● **Entries shown**:

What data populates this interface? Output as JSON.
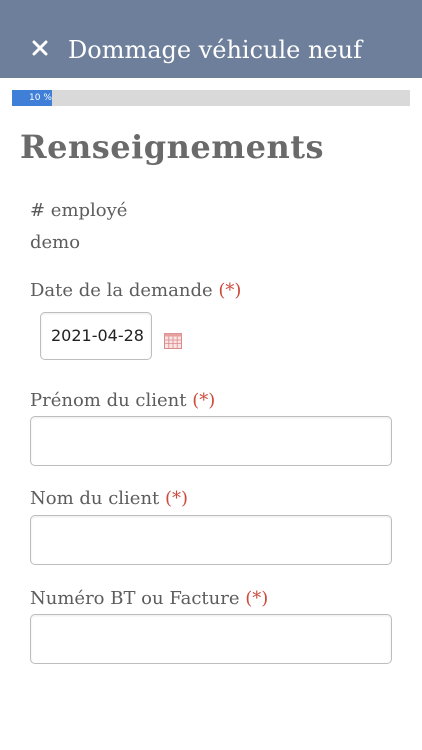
{
  "header": {
    "title": "Dommage véhicule neuf",
    "close_icon": "close-icon"
  },
  "progress": {
    "percent": 10,
    "label": "10 %",
    "fill_color": "#3f7fd8",
    "track_color": "#d9d9d9"
  },
  "section": {
    "title": "Renseignements"
  },
  "employee": {
    "label": "# employé",
    "value": "demo"
  },
  "fields": {
    "request_date": {
      "label": "Date de la demande",
      "required_mark": "(*)",
      "value": "2021-04-28"
    },
    "first_name": {
      "label": "Prénom du client",
      "required_mark": "(*)",
      "value": "",
      "placeholder": ""
    },
    "last_name": {
      "label": "Nom du client",
      "required_mark": "(*)",
      "value": "",
      "placeholder": ""
    },
    "invoice_number": {
      "label": "Numéro BT ou Facture",
      "required_mark": "(*)",
      "value": "",
      "placeholder": ""
    }
  },
  "colors": {
    "header_bg": "#6e7f9b",
    "required": "#cc4b3c"
  }
}
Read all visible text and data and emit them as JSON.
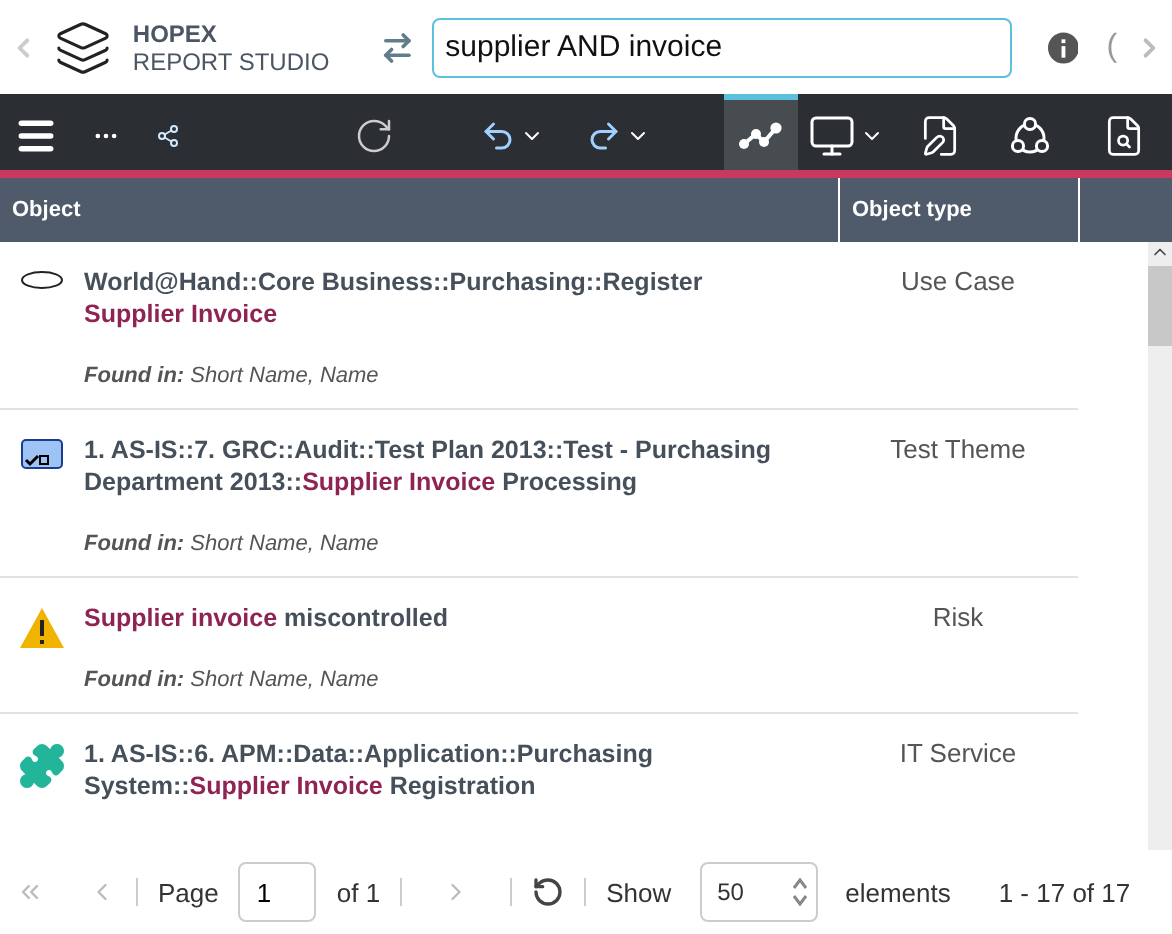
{
  "header": {
    "product": "HOPEX",
    "subtitle": "REPORT STUDIO",
    "search": {
      "value": "supplier AND invoice"
    },
    "left_nav_disabled": true,
    "right_paren": "("
  },
  "toolbar": [
    {
      "kind": "menu",
      "selected": false
    },
    {
      "kind": "more",
      "selected": false
    },
    {
      "kind": "share",
      "selected": false
    },
    {
      "kind": "refresh",
      "selected": false
    },
    {
      "kind": "undo",
      "selected": false
    },
    {
      "kind": "redo",
      "selected": false
    },
    {
      "kind": "graph",
      "selected": true
    },
    {
      "kind": "monitor",
      "selected": false
    },
    {
      "kind": "report",
      "selected": false
    },
    {
      "kind": "network",
      "selected": false
    },
    {
      "kind": "doc-search",
      "selected": false
    }
  ],
  "table": {
    "columns": [
      "Object",
      "Object type"
    ],
    "rows": [
      {
        "kind": "use-case",
        "title": [
          {
            "text": "World@Hand::Core Business::Purchasing::Register ",
            "highlight": false
          },
          {
            "text": "Supplier Invoice",
            "highlight": true
          }
        ],
        "found_in": "**Found in:** Short Name, Name",
        "type": "Use Case"
      },
      {
        "kind": "test-theme",
        "title": [
          {
            "text": "1. AS-IS::7. GRC::Audit::Test Plan 2013::Test - Purchasing Department 2013::",
            "highlight": false
          },
          {
            "text": "Supplier Invoice",
            "highlight": true
          },
          {
            "text": " Processing",
            "highlight": false
          }
        ],
        "found_in": "**Found in:** Short Name, Name",
        "type": "Test Theme"
      },
      {
        "kind": "risk",
        "title": [
          {
            "text": "Supplier invoice",
            "highlight": true
          },
          {
            "text": " miscontrolled",
            "highlight": false
          }
        ],
        "found_in": "**Found in:** Short Name, Name",
        "type": "Risk"
      },
      {
        "kind": "it-service",
        "title": [
          {
            "text": "1. AS-IS::6. APM::Data::Application::Purchasing System::",
            "highlight": false
          },
          {
            "text": "Supplier Invoice",
            "highlight": true
          },
          {
            "text": " Registration",
            "highlight": false
          }
        ],
        "type": "IT Service"
      }
    ]
  },
  "pager": {
    "first_disabled": true,
    "prev_disabled": true,
    "next_disabled": true,
    "page_label": "Page",
    "page": "1",
    "of": "of 1",
    "show": "Show",
    "page_size": "50",
    "elements": "elements",
    "range": "1 - 17 of 17"
  }
}
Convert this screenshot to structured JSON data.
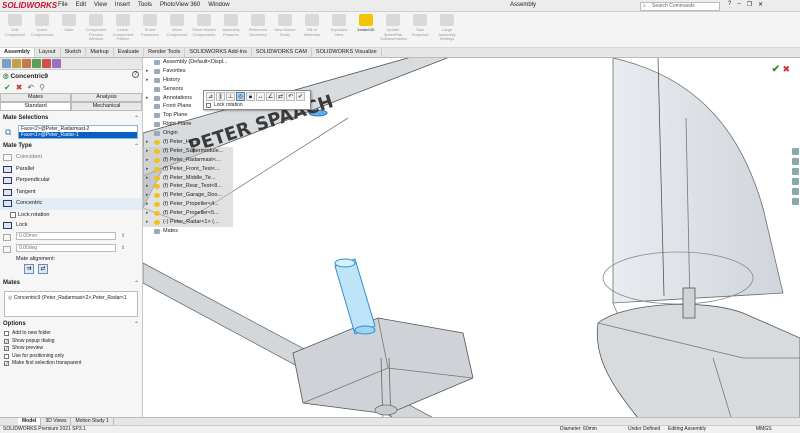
{
  "app": {
    "brand": "SOLIDWORKS",
    "doc_title": "Assembly",
    "menus": [
      "File",
      "Edit",
      "View",
      "Insert",
      "Tools",
      "PhotoView 360",
      "Window"
    ],
    "search_placeholder": "Search Commands"
  },
  "ribbon": {
    "buttons": [
      "Edit Component",
      "Insert Components",
      "Mate",
      "Component Preview Window",
      "Linear Component Pattern",
      "Smart Fasteners",
      "Move Component",
      "Show Hidden Components",
      "Assembly Features",
      "Reference Geometry",
      "New Motion Study",
      "Bill of Materials",
      "Exploded View",
      "Instant3D",
      "Update SpeedPak Subassemblies",
      "Take Snapshot",
      "Large Assembly Settings"
    ]
  },
  "tabs": [
    "Assembly",
    "Layout",
    "Sketch",
    "Markup",
    "Evaluate",
    "Render Tools",
    "SOLIDWORKS Add-Ins",
    "SOLIDWORKS CAM",
    "SOLIDWORKS Visualize"
  ],
  "panel": {
    "title": "Concentric9",
    "help": "?",
    "seg1": [
      "Mates",
      "Analysis"
    ],
    "seg2": [
      "Standard",
      "Mechanical"
    ],
    "mate_selections_title": "Mate Selections",
    "selections": [
      "Face<2>@Peter_Radarmast-2",
      "Face<1>@Peter_Radar-1"
    ],
    "mate_type_title": "Mate Type",
    "mate_types": [
      "Coincident",
      "Parallel",
      "Perpendicular",
      "Tangent",
      "Concentric"
    ],
    "lock_rotation": "Lock rotation",
    "lock": "Lock",
    "distance": "0.00mm",
    "angle": "0.00deg",
    "mate_alignment": "Mate alignment:",
    "mates_title": "Mates",
    "mate_entry": "Concentric9 (Peter_Radarmast<2>,Peter_Radar<1",
    "options_title": "Options",
    "options": [
      "Add to new folder",
      "Show popup dialog",
      "Show preview",
      "Use for positioning only",
      "Make first selection transparent"
    ],
    "options_checked": [
      false,
      true,
      true,
      false,
      true
    ]
  },
  "tree": {
    "root": "Assembly (Default<Displ...",
    "items": [
      "Favorites",
      "History",
      "Sensors",
      "Annotations",
      "Front Plane",
      "Top Plane",
      "Right Plane",
      "Origin",
      "(f) Peter_Hu...",
      "(f) Peter_Supermodule...",
      "(f) Peter_Radarmast<...",
      "(f) Peter_Front_Test<...",
      "(f) Peter_Middle_Te...",
      "(f) Peter_Rear_Test<8...",
      "(f) Peter_Garage_Doo...",
      "(f) Peter_Propeller<4...",
      "(f) Peter_Propeller<5...",
      "(-) Peter_Radar<1> (...",
      "Mates"
    ]
  },
  "popup": {
    "lock_rotation": "Lock rotation"
  },
  "model_text": "PETER SPAACH",
  "bottom_tabs": [
    "Model",
    "3D Views",
    "Motion Study 1"
  ],
  "status": {
    "version": "SOLIDWORKS Premium 2021 SP3.1",
    "diameter": "Diameter: 60mm",
    "defined": "Under Defined",
    "editing": "Editing Assembly",
    "units": "MMGS"
  }
}
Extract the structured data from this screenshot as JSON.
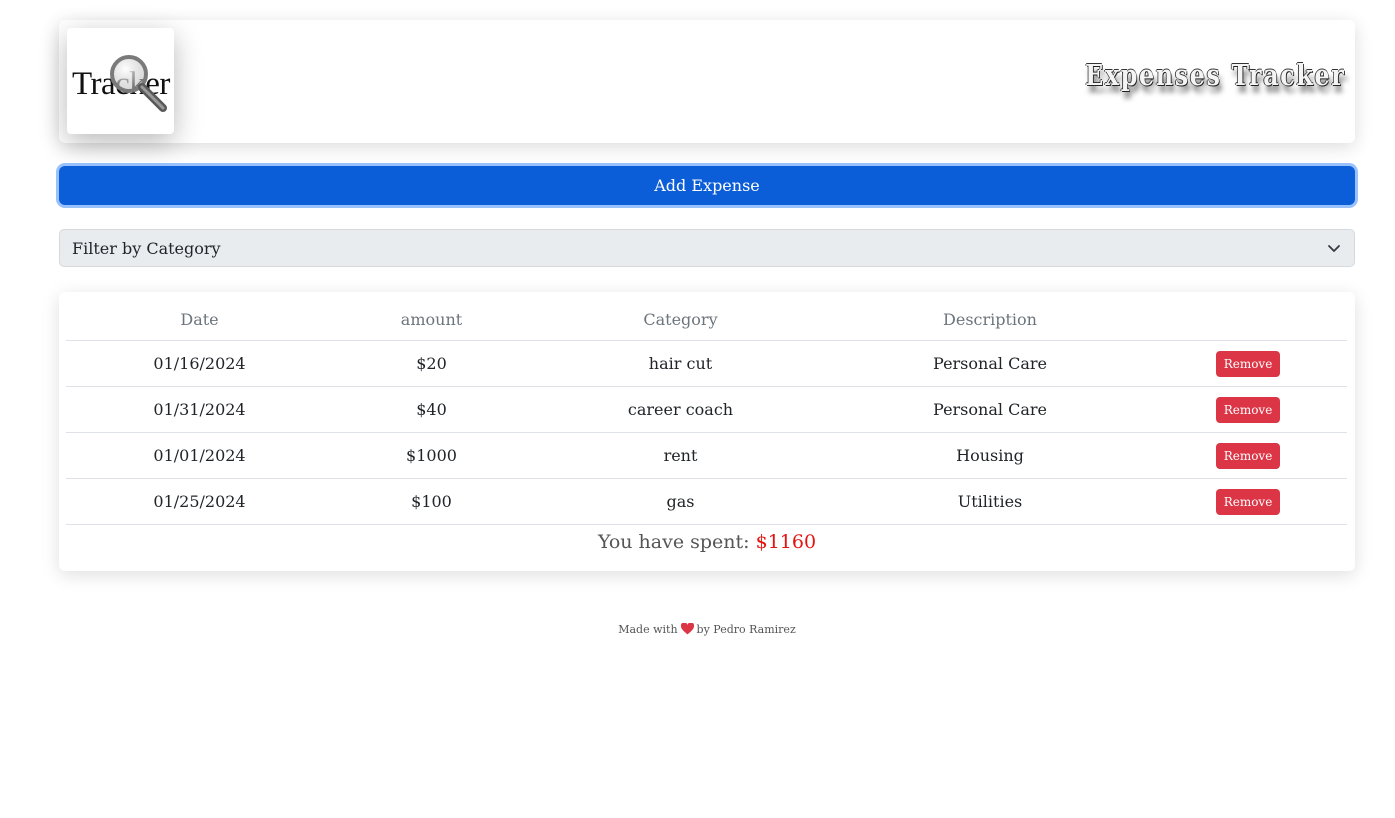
{
  "header": {
    "logo_text": "Tracker",
    "title": "Expenses Tracker"
  },
  "actions": {
    "add_expense_label": "Add Expense"
  },
  "filter": {
    "selected": "Filter by Category"
  },
  "table": {
    "columns": [
      "Date",
      "amount",
      "Category",
      "Description",
      ""
    ],
    "rows": [
      {
        "date": "01/16/2024",
        "amount": "$20",
        "category": "hair cut",
        "description": "Personal Care",
        "action": "Remove"
      },
      {
        "date": "01/31/2024",
        "amount": "$40",
        "category": "career coach",
        "description": "Personal Care",
        "action": "Remove"
      },
      {
        "date": "01/01/2024",
        "amount": "$1000",
        "category": "rent",
        "description": "Housing",
        "action": "Remove"
      },
      {
        "date": "01/25/2024",
        "amount": "$100",
        "category": "gas",
        "description": "Utilities",
        "action": "Remove"
      }
    ]
  },
  "summary": {
    "label": "You have spent:",
    "total": "$1160"
  },
  "footer": {
    "made_with": "Made with",
    "by_text": "by Pedro Ramirez"
  },
  "icons": {
    "logo": "magnifying-glass-icon",
    "filter": "chevron-down-icon",
    "footer": "heart-icon"
  },
  "colors": {
    "primary": "#0b5ed7",
    "danger": "#dc3545",
    "total": "#e4130e",
    "heart": "#dc3545"
  }
}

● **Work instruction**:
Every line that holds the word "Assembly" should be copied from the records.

● **Solution to the problem**:
    "doc_title": "Assembly",
      "Assembly Features",
      "Large Assembly Settings"
    "Assembly",
    "root": "Assembly (Default<Displ...",
    "editing": "Editing Assembly",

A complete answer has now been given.